Sramana Mitra: Did you launch as a software company or as a marketplace?
Diego Gomes: I launched it as a software company. The first year was very challenging. Although we were having a little bit of success in selling to customers, the problem was that they were buying a content marketing platform, but they weren’t creating enough content.
They wouldn’t renew and as a result we didn’t have a great retention rate. We noticed that we needed to provide more than just the software. We needed to provide a talent marketplace for them to start hiring talent and build long-term relationships with freelancers, otherwise we wouldn’t be able to succeed.
Around six months in, we started selling our software and access to the marketplace and that’s when things started to work. Our first ten customers were our close friends in the marketing industry. They were risk takers who were excited about the decision.
Out of this group, we noticed that the ones having more success were the ones leveraging our talent community. Once we opened it up to everyone, we started getting traction in reaching to more customers.
Sramana Mitra: In that transition did you stop selling the software and did you completely move into the marketplace model?
Diego Gomes: No, we never shifted to a pure marketplace model. We always kept evolving the software to provide better integration with the marketplace to properly help them manage the content.
Sramana Mitra: You sell the software as well?
Diego Gomes: Yes, we have a content marketing software, website hosting solution, and we also have an interactive content marketing platform beyond the marketplace.
Sramana Mitra: Let’s go back to the beginning in 2013. What level of traction did you get? Whom did you succeed in selling to? What did you learn from that?

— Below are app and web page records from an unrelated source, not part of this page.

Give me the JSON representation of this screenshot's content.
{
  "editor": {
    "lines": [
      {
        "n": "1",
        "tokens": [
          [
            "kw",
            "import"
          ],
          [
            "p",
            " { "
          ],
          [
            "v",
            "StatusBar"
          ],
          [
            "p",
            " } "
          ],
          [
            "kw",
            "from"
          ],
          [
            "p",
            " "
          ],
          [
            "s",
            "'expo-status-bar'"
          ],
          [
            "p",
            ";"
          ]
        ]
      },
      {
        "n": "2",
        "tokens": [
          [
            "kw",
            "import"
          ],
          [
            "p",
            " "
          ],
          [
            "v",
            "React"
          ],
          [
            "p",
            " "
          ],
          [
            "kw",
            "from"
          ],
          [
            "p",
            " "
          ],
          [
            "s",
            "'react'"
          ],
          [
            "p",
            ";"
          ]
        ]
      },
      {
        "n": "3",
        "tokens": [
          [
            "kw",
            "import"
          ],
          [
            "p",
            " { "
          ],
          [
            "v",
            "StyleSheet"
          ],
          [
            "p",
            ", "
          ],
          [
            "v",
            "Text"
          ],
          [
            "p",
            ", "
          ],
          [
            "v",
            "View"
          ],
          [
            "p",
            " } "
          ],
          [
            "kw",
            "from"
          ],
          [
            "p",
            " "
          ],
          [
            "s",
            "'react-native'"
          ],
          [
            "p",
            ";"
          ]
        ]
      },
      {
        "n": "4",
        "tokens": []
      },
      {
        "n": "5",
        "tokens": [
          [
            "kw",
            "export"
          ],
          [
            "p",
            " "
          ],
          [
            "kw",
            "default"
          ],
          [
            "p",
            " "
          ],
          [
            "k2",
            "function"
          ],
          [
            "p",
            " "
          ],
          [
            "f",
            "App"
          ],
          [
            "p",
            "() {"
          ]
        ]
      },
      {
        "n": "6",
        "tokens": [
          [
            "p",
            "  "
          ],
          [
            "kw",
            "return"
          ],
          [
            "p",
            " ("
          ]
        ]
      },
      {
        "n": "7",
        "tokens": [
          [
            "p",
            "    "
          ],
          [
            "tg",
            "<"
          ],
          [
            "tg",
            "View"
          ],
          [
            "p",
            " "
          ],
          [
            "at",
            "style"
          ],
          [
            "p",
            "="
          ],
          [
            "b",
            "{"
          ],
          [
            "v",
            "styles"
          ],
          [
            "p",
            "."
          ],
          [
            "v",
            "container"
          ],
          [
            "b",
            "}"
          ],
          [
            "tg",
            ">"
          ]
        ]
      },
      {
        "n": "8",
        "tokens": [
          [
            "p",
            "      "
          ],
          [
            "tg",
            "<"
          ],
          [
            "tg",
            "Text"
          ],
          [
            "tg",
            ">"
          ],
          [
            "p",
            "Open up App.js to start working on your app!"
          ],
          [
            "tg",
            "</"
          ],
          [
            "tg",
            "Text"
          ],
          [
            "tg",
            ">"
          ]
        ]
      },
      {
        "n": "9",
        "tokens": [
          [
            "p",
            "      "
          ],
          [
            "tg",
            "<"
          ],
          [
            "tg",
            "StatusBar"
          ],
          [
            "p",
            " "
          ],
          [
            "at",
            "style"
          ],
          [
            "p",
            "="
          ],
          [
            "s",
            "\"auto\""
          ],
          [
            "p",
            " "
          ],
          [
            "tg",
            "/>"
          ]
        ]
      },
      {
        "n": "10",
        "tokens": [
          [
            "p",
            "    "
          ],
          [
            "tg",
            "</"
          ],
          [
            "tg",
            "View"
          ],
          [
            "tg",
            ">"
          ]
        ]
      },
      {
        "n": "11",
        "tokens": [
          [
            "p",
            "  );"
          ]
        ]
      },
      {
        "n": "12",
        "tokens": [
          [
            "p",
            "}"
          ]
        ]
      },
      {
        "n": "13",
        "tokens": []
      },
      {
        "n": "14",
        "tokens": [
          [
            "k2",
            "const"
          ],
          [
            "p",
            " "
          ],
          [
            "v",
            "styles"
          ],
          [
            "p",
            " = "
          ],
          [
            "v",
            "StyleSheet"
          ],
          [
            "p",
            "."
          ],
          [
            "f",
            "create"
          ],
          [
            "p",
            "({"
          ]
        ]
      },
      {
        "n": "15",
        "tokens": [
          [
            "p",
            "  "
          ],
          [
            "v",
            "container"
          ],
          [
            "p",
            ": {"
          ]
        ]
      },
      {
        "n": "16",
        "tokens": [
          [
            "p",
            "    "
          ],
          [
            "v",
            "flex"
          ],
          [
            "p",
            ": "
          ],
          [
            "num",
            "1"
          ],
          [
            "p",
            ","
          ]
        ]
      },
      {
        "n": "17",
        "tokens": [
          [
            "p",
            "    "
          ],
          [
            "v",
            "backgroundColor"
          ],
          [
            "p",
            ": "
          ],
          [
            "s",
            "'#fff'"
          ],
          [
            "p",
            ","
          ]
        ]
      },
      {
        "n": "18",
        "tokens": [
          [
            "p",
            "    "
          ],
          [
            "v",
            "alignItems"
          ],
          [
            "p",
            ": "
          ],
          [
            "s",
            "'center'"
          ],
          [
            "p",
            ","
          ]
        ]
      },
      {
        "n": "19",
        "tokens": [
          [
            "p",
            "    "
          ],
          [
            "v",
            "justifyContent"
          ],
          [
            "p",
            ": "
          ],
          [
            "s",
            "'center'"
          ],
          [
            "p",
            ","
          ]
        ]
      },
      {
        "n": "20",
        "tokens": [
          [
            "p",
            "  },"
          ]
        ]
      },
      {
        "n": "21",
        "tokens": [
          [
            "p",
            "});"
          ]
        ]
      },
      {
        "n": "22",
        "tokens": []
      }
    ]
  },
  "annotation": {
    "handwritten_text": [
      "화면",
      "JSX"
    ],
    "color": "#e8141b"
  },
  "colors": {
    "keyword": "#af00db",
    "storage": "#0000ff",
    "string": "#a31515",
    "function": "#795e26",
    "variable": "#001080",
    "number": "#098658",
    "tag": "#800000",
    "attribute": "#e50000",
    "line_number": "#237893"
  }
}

Diego Gomes: It was a challenging year in 2013. The first customers we had were small businesses. We were attracting them through our blog and social media channels. We were very evangelistic when preaching about content marketing, how it works, and educating the Brazilian market.
After six months of failing at being able to acquire customers systematically and getting good retention rates, we decided to shift completely to an inbound sales model to sell the software, marketplace, and professional services.
I remember that we had a conversation with my co-founders because we were in a hard situation. We were bootstrapping and it was very hard to pay the bills. We made a promise that if we couldn’t make 100 customers in six months that we would close the business.
The deadline that we set was October of 2013. This was a powerful decision for us because we started to segregate jobs. One would handle the customer relationships, the other would run every marketing demand generation effort, and I would run the sales. Every effort and initiative in the company at that point was to get us to the first 100 customers.
It was a big success in the first month of adopting the new model because we closed eight customers. In the second month, we closed 20 customers and in the last month we added another 25 customers.
It started growing after that. It was a very big initial victory for us because it was the first moment that we had a shared belief that this was a real business and that there was a demand for what we do.